Mike Sudhalter | June 18, 2007
When you attend an event so jam-packed with country music like the CMA Music Festival, it's an adjustment to get back to everyday life, where not everything revolves around country.
Yes, I still wish the festival was going on. As I write this, I'm listening to the archived broadcast of the Grand Ole Opry show that I attended. Darryl Worley is singing "Awful, Beautiful Life" and Carolina Rain's up next. It's kind of cool revisiting that Opry show. I'm looking forward to July 23 when the portions of the CMA concerts get broadcast on national television.
Perhaps, the toughest thing about the festival was walking around Monday morning and realizing that Nashville is just like any other American city, not a country music wonderland. Folks were going to their jobs, and sure, a few of the honky-tonks were open. But they featured singers alone with their guitars and sparse crowds. Walking around Monday really drove home the point that the party was over.
One artist who I didn't see at the festival was Tracy Byrd. And I have to wonder why Byrd hasn't been invited to join the Opry. He was among the top artists in the genre last decade and he leans traditional most of the time. I hope he doesn't have to wait as long as Mel Tillis did.
One great thing about country music is the fact that it appeals to people from 2 to 99 years old. And that was evident in the performances as I saw everyone from pre-teen singer Aaron Kelly to 86-year-old Little Jimmy Dickens. What other genre can claim such an appeal to people of all ages?

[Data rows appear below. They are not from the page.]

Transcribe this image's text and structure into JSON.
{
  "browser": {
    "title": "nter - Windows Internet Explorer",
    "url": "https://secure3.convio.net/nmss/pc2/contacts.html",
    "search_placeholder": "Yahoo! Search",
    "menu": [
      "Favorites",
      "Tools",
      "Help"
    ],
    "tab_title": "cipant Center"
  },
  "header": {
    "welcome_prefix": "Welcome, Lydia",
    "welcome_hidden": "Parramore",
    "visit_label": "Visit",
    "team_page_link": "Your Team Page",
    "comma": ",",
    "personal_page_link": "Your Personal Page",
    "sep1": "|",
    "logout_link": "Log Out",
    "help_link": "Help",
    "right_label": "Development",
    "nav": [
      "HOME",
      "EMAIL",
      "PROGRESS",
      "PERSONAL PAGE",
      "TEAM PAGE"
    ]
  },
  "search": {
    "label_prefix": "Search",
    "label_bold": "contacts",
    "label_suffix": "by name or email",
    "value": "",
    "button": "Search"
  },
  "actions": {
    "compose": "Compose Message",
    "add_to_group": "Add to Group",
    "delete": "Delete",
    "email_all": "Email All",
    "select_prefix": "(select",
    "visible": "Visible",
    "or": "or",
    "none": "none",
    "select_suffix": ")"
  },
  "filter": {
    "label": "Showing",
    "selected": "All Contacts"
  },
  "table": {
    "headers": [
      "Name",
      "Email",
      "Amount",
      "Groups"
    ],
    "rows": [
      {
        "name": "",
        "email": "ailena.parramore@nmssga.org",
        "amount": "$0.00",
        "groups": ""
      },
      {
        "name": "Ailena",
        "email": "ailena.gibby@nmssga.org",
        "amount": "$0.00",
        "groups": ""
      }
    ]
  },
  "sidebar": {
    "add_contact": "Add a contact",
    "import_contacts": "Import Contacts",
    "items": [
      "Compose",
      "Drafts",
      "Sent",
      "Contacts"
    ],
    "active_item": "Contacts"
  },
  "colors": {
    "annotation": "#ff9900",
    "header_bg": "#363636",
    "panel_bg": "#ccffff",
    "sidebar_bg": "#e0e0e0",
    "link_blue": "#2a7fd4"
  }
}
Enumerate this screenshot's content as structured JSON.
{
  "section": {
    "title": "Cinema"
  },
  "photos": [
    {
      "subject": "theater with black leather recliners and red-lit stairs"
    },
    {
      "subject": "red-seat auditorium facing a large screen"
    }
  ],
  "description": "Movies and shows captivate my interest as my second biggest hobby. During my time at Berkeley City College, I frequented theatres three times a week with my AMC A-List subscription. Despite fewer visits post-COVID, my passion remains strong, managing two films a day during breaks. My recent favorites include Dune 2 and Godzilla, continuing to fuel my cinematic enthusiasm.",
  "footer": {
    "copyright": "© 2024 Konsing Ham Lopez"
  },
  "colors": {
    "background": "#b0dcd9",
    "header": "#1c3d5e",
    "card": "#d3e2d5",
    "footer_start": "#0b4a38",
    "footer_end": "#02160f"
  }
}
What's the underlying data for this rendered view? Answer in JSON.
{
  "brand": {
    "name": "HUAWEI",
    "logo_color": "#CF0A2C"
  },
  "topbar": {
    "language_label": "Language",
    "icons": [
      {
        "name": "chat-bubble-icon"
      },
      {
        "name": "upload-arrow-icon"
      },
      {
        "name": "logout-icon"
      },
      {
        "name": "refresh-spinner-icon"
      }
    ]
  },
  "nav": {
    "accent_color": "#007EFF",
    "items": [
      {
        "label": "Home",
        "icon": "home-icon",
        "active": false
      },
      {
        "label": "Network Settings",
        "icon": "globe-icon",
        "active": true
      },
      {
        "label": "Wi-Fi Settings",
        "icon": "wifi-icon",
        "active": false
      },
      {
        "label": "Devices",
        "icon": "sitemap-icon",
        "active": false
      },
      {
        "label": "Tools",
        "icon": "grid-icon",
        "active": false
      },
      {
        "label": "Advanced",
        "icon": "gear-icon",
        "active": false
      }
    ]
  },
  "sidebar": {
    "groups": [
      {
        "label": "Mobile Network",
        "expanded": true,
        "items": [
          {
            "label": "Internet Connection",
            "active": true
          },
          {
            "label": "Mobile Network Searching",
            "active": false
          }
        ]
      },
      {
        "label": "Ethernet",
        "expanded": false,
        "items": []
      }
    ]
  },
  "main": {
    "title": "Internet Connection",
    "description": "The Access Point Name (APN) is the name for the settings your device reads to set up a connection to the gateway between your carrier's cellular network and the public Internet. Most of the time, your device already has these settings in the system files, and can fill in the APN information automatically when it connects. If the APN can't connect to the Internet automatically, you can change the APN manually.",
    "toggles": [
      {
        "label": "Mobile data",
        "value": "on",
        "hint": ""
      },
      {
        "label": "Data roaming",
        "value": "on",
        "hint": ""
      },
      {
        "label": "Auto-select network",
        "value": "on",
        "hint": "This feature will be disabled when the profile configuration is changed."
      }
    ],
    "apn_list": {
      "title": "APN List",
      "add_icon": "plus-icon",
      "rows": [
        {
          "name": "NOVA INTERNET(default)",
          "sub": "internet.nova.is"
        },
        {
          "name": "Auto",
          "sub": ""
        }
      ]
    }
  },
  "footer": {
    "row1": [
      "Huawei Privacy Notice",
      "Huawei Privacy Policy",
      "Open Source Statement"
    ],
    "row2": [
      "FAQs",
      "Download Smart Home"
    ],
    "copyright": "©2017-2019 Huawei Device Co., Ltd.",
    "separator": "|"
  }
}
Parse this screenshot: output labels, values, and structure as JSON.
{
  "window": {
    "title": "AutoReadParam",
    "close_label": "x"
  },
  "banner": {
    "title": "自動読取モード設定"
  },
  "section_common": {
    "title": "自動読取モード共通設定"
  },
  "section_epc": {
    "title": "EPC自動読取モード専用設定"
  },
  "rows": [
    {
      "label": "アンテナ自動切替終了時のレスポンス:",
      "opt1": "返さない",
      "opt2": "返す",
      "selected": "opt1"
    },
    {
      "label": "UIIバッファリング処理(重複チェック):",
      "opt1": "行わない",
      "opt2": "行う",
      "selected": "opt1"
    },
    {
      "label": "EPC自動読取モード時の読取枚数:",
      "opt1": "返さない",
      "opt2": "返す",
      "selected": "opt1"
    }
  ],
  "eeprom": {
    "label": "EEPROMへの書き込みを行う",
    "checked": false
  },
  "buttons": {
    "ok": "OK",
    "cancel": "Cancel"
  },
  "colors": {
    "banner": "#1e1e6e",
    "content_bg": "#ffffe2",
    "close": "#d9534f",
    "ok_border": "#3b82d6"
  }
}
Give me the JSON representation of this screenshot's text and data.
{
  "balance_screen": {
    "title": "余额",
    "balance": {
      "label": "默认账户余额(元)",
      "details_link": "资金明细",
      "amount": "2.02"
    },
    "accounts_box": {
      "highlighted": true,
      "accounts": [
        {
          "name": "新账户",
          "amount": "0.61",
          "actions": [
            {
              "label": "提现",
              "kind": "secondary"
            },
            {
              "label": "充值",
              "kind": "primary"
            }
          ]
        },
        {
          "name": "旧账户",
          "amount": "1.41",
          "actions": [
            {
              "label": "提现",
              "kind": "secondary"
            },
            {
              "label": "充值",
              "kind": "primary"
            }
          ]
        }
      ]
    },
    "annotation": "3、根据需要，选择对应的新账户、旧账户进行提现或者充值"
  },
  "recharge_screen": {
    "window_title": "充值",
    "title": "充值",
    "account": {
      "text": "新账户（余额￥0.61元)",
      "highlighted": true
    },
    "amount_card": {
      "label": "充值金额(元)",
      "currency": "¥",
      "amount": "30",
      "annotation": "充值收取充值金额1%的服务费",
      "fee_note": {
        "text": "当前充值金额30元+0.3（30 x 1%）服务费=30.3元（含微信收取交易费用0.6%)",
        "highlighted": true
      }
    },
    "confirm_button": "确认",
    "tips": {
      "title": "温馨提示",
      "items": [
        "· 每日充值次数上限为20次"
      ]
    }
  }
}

You know when an important historic event happens, you always remember where you were at the time. I'm that way, but I also look at albums that I bought and remember where I was at the time. Brad Paisley will release his fifth album, appropriately titled 5th Gear, on Tuesday. In 1999, I purchased his debut album, "Who Needs Pictures" at an outlet mall near my hometown in Massachusetts.
I listened to it so much that I couldn't wait to buy the follow-up two years later. I went out and got "Part II" during a lunch break at my internship at a small Kansas newspaper. "Mud on the Tires" and "Time Well Wasted" were purchased in Missouri and California, respectively. I haven't anticipated a BP album this much since the debut one.